When it comes to performance management, we must see the overall engagement in the OKR process. Instead of evaluating whether 100% results are achieved, conversations should be around whether goals are well-communicated, roadblocks are correctly addressed, and results are updated regularly.
Ideally, OKRs should not be linked to job performance but only focus on how well employees remain engaged and participative.
There must be the right balance between how vital an OKR is in driving performance versus measuring performance.
Q: In 2021, business leaders have prioritized the realignment of business strategy more than ever before. What role do OKRs play here?

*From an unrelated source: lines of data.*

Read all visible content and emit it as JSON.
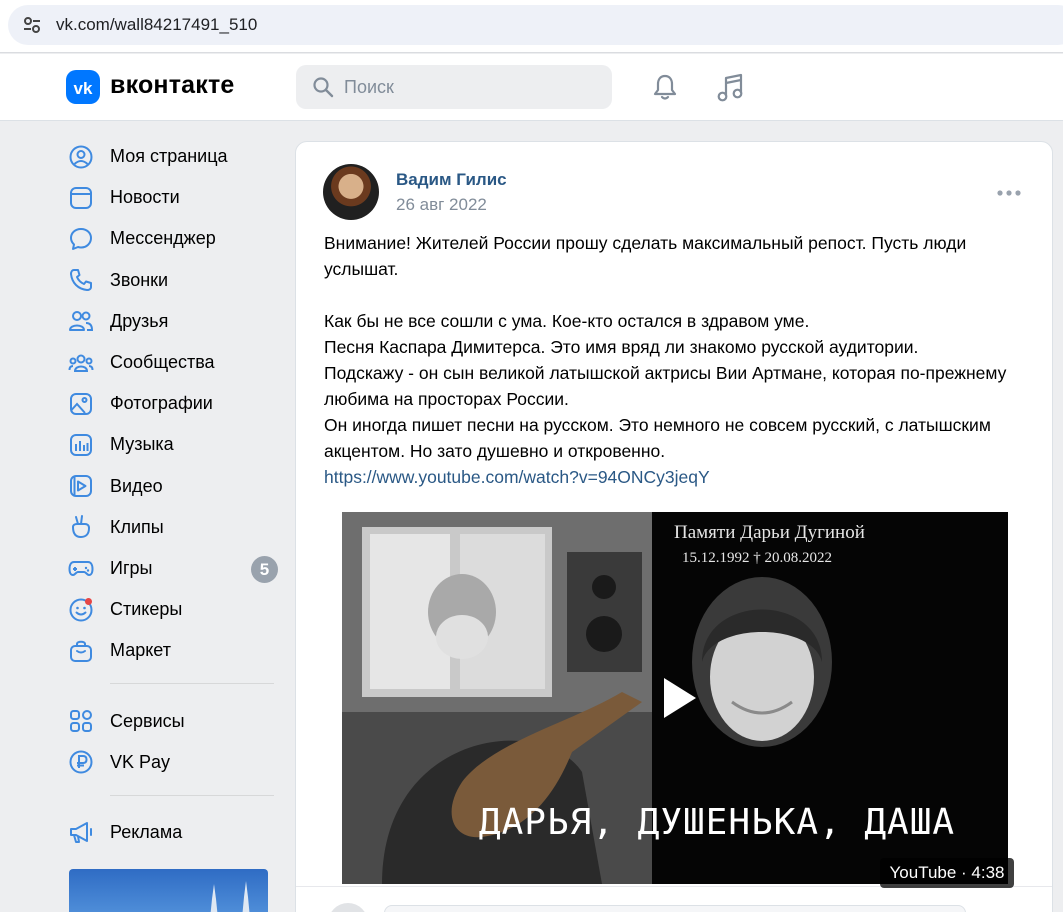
{
  "browser": {
    "url": "vk.com/wall84217491_510"
  },
  "header": {
    "logo_text": "вконтакте",
    "search_placeholder": "Поиск"
  },
  "sidebar": {
    "items": [
      {
        "label": "Моя страница",
        "icon": "profile-icon"
      },
      {
        "label": "Новости",
        "icon": "news-icon"
      },
      {
        "label": "Мессенджер",
        "icon": "messenger-icon"
      },
      {
        "label": "Звонки",
        "icon": "phone-icon"
      },
      {
        "label": "Друзья",
        "icon": "friends-icon"
      },
      {
        "label": "Сообщества",
        "icon": "communities-icon"
      },
      {
        "label": "Фотографии",
        "icon": "photos-icon"
      },
      {
        "label": "Музыка",
        "icon": "music-icon"
      },
      {
        "label": "Видео",
        "icon": "video-icon"
      },
      {
        "label": "Клипы",
        "icon": "clips-icon"
      },
      {
        "label": "Игры",
        "icon": "games-icon",
        "badge": "5"
      },
      {
        "label": "Стикеры",
        "icon": "stickers-icon"
      },
      {
        "label": "Маркет",
        "icon": "market-icon"
      }
    ],
    "secondary": [
      {
        "label": "Сервисы",
        "icon": "services-icon"
      },
      {
        "label": "VK Pay",
        "icon": "vkpay-icon"
      }
    ],
    "tertiary": [
      {
        "label": "Реклама",
        "icon": "ads-icon"
      }
    ]
  },
  "post": {
    "author": "Вадим Гилис",
    "date": "26 авг 2022",
    "paragraph1": "Внимание! Жителей России прошу сделать максимальный репост. Пусть люди услышат.",
    "line1": "Как бы не все сошли с ума. Кое-кто остался в здравом уме.",
    "line2": "Песня Каспара Димитерса. Это имя вряд ли знакомо русской аудитории.",
    "line3": "Подскажу - он сын великой латышской актрисы Вии Артмане, которая по-прежнему любима на просторах России.",
    "line4": "Он иногда пишет песни на русском. Это немного не совсем русский, с латышским акцентом. Но зато душевно и откровенно.",
    "link": "https://www.youtube.com/watch?v=94ONCy3jeqY"
  },
  "video": {
    "memorial_title": "Памяти Дарьи Дугиной",
    "memorial_dates": "15.12.1992 † 20.08.2022",
    "caption": "ДАРЬЯ, ДУШЕНЬКА, ДАША",
    "duration": "YouTube · 4:38"
  },
  "colors": {
    "accent": "#0077ff",
    "link": "#2a5885",
    "secondary_text": "#818c99",
    "badge": "#99a2ad"
  }
}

A: The global pandemic made organizations realize that with strategic planning, they can think about the future, not as a distant possibility but as “the current state.” The assumption that the state of things would be similar or change only a bit over the next two to five years remains a common mistake in long-term planning. Many organizations were not prepared for the drastic changes that came with the pandemic. Yet, today, all organizations have a structured plan to give them the agility to keep moving from a long to medium and then shorter planning cycle. This provides them the adaptability to move ahead quickly and easily – even if faced with unexpected change or disruption.

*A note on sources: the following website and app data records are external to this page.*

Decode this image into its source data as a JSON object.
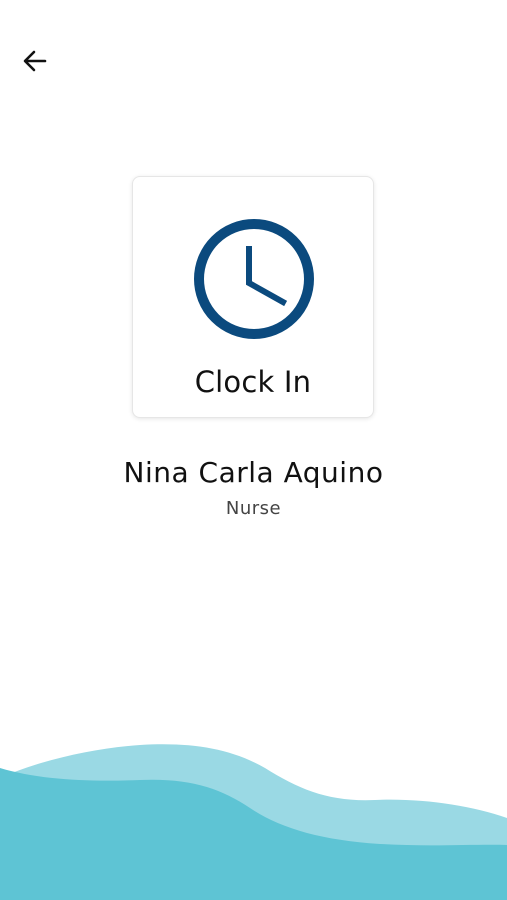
{
  "back_button": {
    "icon": "arrow-left-icon"
  },
  "clock_card": {
    "icon": "clock-icon",
    "label": "Clock In",
    "icon_color": "#0b4a7e"
  },
  "employee": {
    "name": "Nina Carla Aquino",
    "role": "Nurse"
  },
  "theme": {
    "wave_light": "#9ad9e4",
    "wave_dark": "#5ec4d4"
  }
}
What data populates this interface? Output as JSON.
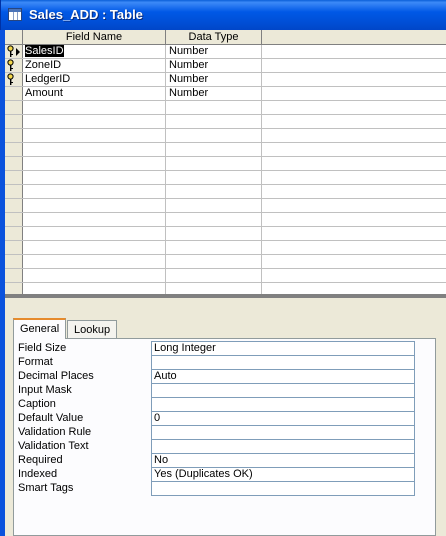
{
  "window": {
    "title": "Sales_ADD : Table"
  },
  "grid": {
    "columns": [
      "Field Name",
      "Data Type"
    ],
    "rows": [
      {
        "name": "SalesID",
        "type": "Number",
        "key": true,
        "current": true
      },
      {
        "name": "ZoneID",
        "type": "Number",
        "key": true,
        "current": false
      },
      {
        "name": "LedgerID",
        "type": "Number",
        "key": true,
        "current": false
      },
      {
        "name": "Amount",
        "type": "Number",
        "key": false,
        "current": false
      }
    ]
  },
  "tabs": {
    "general": "General",
    "lookup": "Lookup"
  },
  "properties": [
    {
      "label": "Field Size",
      "value": "Long Integer"
    },
    {
      "label": "Format",
      "value": ""
    },
    {
      "label": "Decimal Places",
      "value": "Auto"
    },
    {
      "label": "Input Mask",
      "value": ""
    },
    {
      "label": "Caption",
      "value": ""
    },
    {
      "label": "Default Value",
      "value": "0"
    },
    {
      "label": "Validation Rule",
      "value": ""
    },
    {
      "label": "Validation Text",
      "value": ""
    },
    {
      "label": "Required",
      "value": "No"
    },
    {
      "label": "Indexed",
      "value": "Yes (Duplicates OK)"
    },
    {
      "label": "Smart Tags",
      "value": ""
    }
  ],
  "icons": {
    "title": "table-icon",
    "key": "primary-key-icon",
    "current": "current-row-arrow-icon"
  },
  "colors": {
    "titlebar": "#0054e3",
    "chrome": "#ece9d8",
    "tab_accent": "#e68b2c"
  }
}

Here too OKRs have a definite edge. With the OKR framework, goals are broken down to annual OKRs and then quarterly OKRs. As a result, this gives agility to have a long-term direction that guides the next significant steps each quarter for flexibility.
This allows everyone to adapt quickly to unexpected environmental stimuli or unplanned impacts, as the business world witnessed with the global pandemic of COVID-19.

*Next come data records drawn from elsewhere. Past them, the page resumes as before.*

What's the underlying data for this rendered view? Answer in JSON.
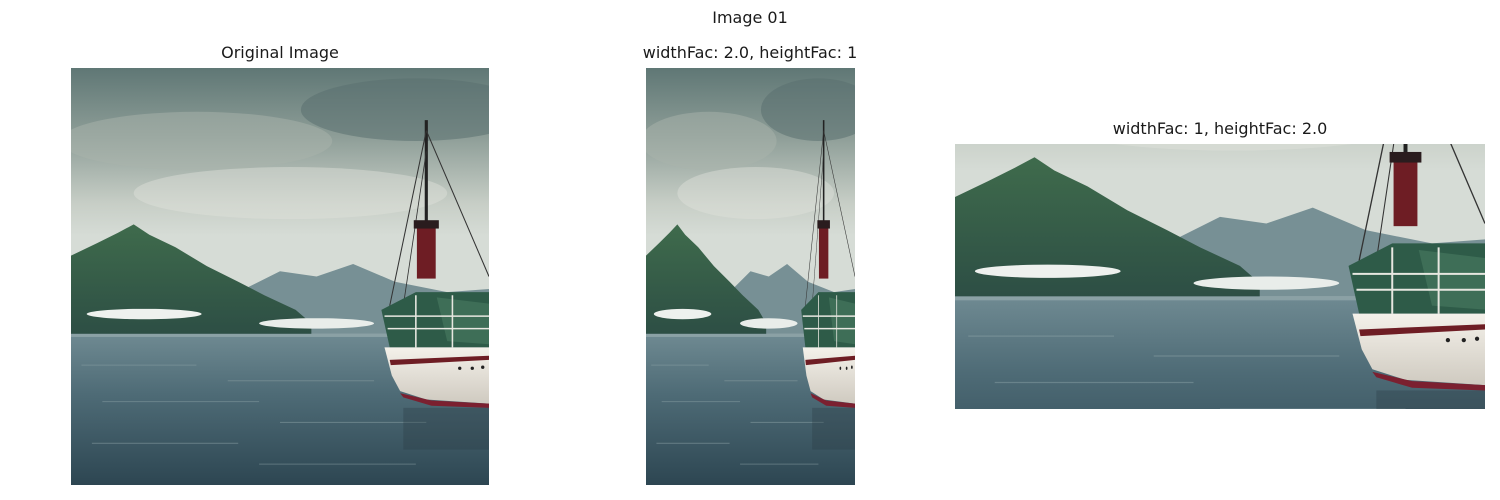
{
  "figure": {
    "suptitle": "Image 01"
  },
  "panels": [
    {
      "title": "Original Image"
    },
    {
      "title": "widthFac: 2.0, heightFac: 1"
    },
    {
      "title": "widthFac: 1, heightFac: 2.0"
    }
  ]
}
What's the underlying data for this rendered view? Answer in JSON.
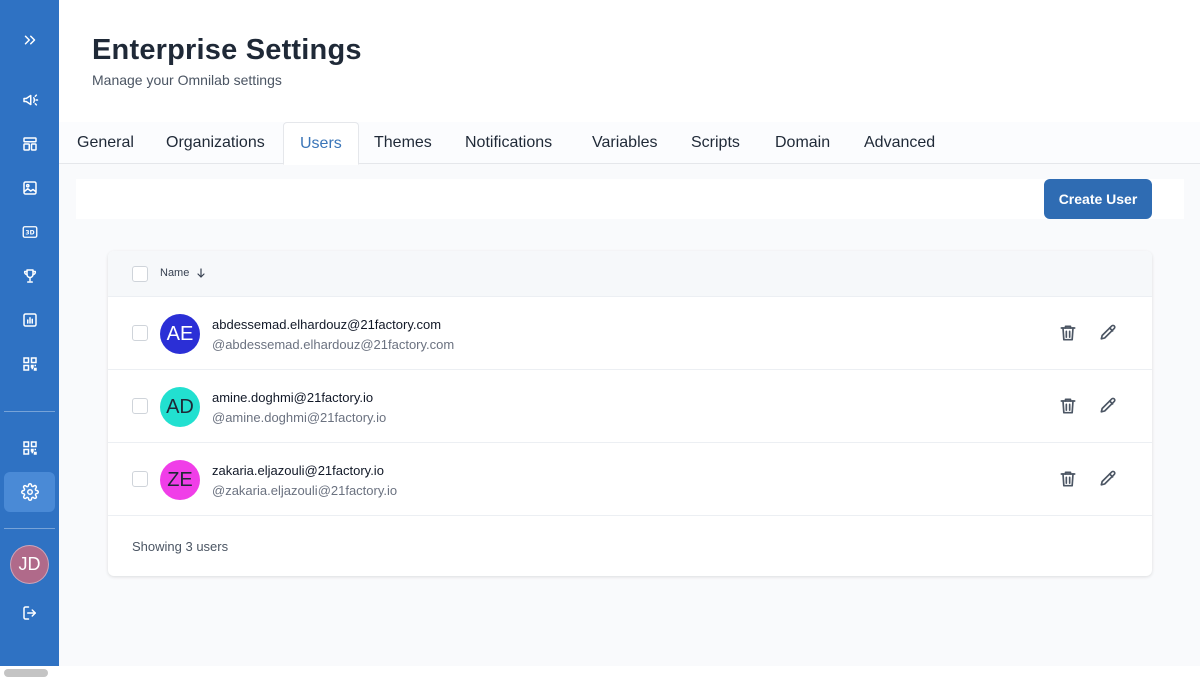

Q: Finally, can you share some practical tips for organizations and organizational leaders to adopt the OKR methodology for business success?
A: The best way for OKR implementation is to start in phases. The organization’s leadership should set the future direction and practice the OKR cycle first. They must have their experience and become comfortable with the OKR process themselves. This proves to be highly conducive for an organization-wide willingness and excitement in terms of adopting the methodology.
Each quarter, depending on how deep the organization wants to cascade OKRs, they can onboard another layer of participants to creating their OKRs and understanding their overall contribution in taking the company forward.
At the top level, objectives and key results tend to be a much bigger picture. As you get down to the quarterly OKRs, within the front levels of the organization, OKRs become slightly more task-oriented and output-aligned. But contributing to OKRs starts to resemble a high-level action plan, which is much more empowering than just creating a detailed three-page document on what an employee needs to do! With OKRs, employees are asked to clearly state the objective and key results that they contribute to their team’s OKRs – be it monthly, quarterly, or yearly.
The power that OKRs gives to the employee is that it makes them define how their role contributes to the big picture, in comparison to it being dictated to them. This makes them more inclined to be ambitious and empowered to achieve more. This spells out the success of the OKR methodology for the business as well – a sure win-win for all!